Adam Rust's picture

Posted December 9, 2011

Republic Bank & Trust (ticker:RBCAA) says that it has reached an agreement with the FDIC to terminate their refund anticipation loan ("RAL") program after the end of the next tax season.

Prior to this morning's 8-k, Republic and the FDIC were on course to settle their disagreement about

Republic's Tax Refund Solutions division through a legal hearing in Feb. 2012. The FDIC had ordered Republic Bank & Trust to cease its RALs. Republic's push back on that was the issue at hand for the hearing. Republic filed a concurrent lawsuit against the FDIC.  With today's news, the need for hearing is moot. In fact, part of the agreement specifically says that both sides will drop their claims.

Neither the FDIC nor Republic probably had one percent certainty over how the administrative law judge ("ALJ") would decide their disagreement. With today's 8-k, though, my reaction is that Republic seems to have blinked.

The settlement gives Republic a few bones. For one, Republic is allowed to prospect for new transactions. This means that they will be able to pursue acquisitions, which as long as they are sound, should be able to gain approval from the FDIC. Republic will get to record $1.1 million in pre-tax income this quarter, because the new agreement drops the FDIC's penalty against the bank to $900,000. It had formerly been $2 million. Last, the FDIC will suspend the 2009 cease-and-desist order that it placed against Republic.

Those rewards probably don't do much to blunt the bitter taste of the FDIC's sanctions.

Republic has to drop its RAL program altogether by April 30th, 2012. Although Republic operates an extensive set of traditional financial services - mortgages, small business lending, and other activities - the RAL business is its most lucrative.
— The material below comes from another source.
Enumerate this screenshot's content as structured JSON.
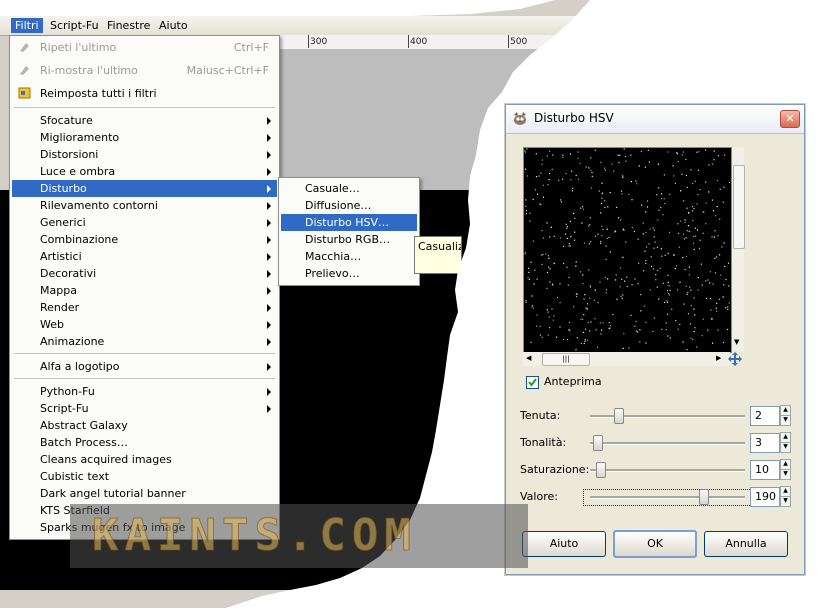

Non-interest income within Republic's Tax Refund Solutions ("TRS") division was $59 million in 2010. Overall, the bank recorded $64 million in net income across its entire operations in 2010.

Republic will still offer refund anticipation checks. However, they will do so under extensive scrutiny from the IRS. Most of the new agreements are essentially the dictates within the old cease-and-desist. Now, however, the solutions for the problems documented in the 2009 order are now operationalized. Republic is responsible for providing positive proof that their partner preparers are adequately trained. In turn, the FDIC says it will verify that training by conduction spot checks at ten percent of Republic's partner tax prep affiliates. All of their partner preparers are going to have to face additional monitoring to prove that they are preparing returns well. Any mock-up of a new advertisement for tax settlement products will have to get the FDIC's approval, as well.
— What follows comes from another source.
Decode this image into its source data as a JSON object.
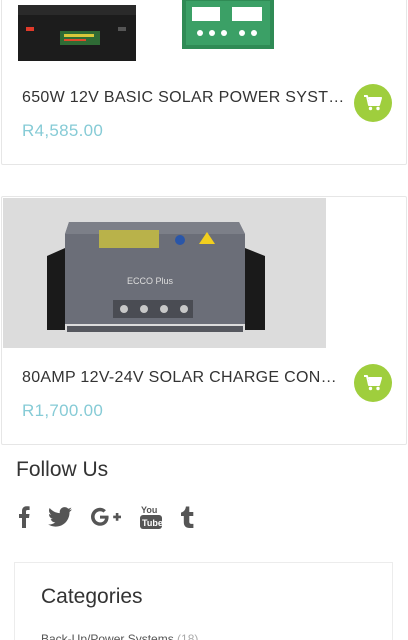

In short, the FDIC is going to be the new drill sergeant.

Republic even has to let the FDIC if they are doing well. If the volume of tax settlement products goes up by a threshold relative to last year (25 percent), then the FDIC has to know about it. If Republic wants to offer any new kind of tax settlement product, then again, the FDIC has to know about it. Do you get the trend here? If Republic contemplates doing anything more than changing the doorbells with the Tax Refund Solutions division, then FDIC has to know about it.

The decision culminates years of efforts by regulators and consumer advocates to eliminate a product whose value proposition rested on several specious claims: first, that RAL consumers were so desperate for money that virtually any price was legitimate. Second, that everyone should ignore the constant fraud that accompanied tax advance loans as a series of unrelated one-time problems and not empirical evidence of a widespread lack of training among partner preparers. Third, that the quality and price of preparation was not factored by the availability of tax products.

The price of RALs varied every year. A single issuer might have several different price schedules in their agreements with different preparers. Without exception, the fees were high. Moreover, the availability of a RAL often allowed preparers to charge more for their tax prep.